Last month Rosenblatt downgraded Apple to a sell rating from down from neutral, and today they elaborated on why they believe Apple (NASDAQ:AAPL) stock is underweight.
We’ve been waiting with bated breath for word on when or if President Trump would follow through on his promise to slap taxes on the entirety of Chinese imports. Apple produces a large majority of its products in China and would be forced to pay a 10 or even 25% tariff to import its phones and other devices should the tariffs get implemented. Needless to say, consumers would be forced to think twice when faced with such a large price increase brought overnight.
A few analysts have voiced their doubt about Apple’s ability to maintain sales numbers (or profit margins) in light of these potential tariffs, and last month Rosenblatt Securities, based out of New York City, NY issued a downgrade on Apple stock citing uncertain demand outlook for the next year.

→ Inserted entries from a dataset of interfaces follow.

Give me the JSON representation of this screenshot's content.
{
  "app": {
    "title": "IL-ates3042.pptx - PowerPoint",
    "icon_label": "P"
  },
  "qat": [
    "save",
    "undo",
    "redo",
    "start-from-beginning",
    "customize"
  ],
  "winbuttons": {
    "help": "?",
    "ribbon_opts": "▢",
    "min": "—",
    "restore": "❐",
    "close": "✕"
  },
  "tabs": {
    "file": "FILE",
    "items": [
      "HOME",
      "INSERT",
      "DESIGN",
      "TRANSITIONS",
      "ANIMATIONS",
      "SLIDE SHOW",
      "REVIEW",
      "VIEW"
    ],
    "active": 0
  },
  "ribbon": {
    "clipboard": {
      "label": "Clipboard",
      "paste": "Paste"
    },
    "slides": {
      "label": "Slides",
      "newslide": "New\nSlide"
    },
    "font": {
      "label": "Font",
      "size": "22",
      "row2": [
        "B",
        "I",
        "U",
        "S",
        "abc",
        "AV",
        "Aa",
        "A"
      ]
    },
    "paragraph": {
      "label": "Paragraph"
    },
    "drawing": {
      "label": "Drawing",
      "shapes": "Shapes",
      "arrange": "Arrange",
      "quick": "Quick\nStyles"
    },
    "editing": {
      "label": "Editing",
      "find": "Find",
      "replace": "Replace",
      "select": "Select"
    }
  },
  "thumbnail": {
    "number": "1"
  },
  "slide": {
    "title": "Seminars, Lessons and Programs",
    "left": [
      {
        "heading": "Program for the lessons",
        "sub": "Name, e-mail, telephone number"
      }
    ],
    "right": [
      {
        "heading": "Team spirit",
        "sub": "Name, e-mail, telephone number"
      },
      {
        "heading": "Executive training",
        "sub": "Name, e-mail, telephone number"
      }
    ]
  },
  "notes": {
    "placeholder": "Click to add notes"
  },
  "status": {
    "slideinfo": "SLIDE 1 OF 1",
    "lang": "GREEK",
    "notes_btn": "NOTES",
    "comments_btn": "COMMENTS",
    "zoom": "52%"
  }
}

Apple downgraded due to chronic weak iPhone demand
Today an analyst at Rosenblatt spoke out on the issue and said that it wasn’t the situation with U.S. import tariffs that prompted the downgrade. According to the firm, “We continue to believe that even without tariffs, Apple’s iPhone sales will continue to be weak.”
Jun Zhang is the senior analyst at Rosenblatt who is leading coverage of Apple, and he believes that continued sluggish iPhone sales coupled with the impending worldwide rollout of 5G will leave Apple forced to “face [a] fundamental deterioration over the next 6 to 12 months”.
Its true Apple hasn’t cemented any plans to roll out a 5G enabled handset and the iPhone 11 lineup, due later this year isn’t going to be able to access 5G networks and will be forced to use 4G LTE networks for the time being.
However, Apple surely understands that it needs to push innovation again to enjoy the lofty growth rates of years past. The Japanese Business Daily reported today that Apple is “aggressively testing” BOE Technology Group’s (China) flexible OLED screens, which would mean the company is either wanting to partially move away from Samsung for its traditional OLED screens or it is indeed ramping up to enter the flexible screen game.
It would be par for the course for Apple to sit by and watch others attempt to be on the bleeding edge (see: Galaxy Fold debacle) while it perfects the application of the technology to a high level of polish.
For the time being Apple is under fire for a stagnant stable of products, which is why Rosenblatt issued a price target of $150, around 30% down from today’s closing price of $212 per share.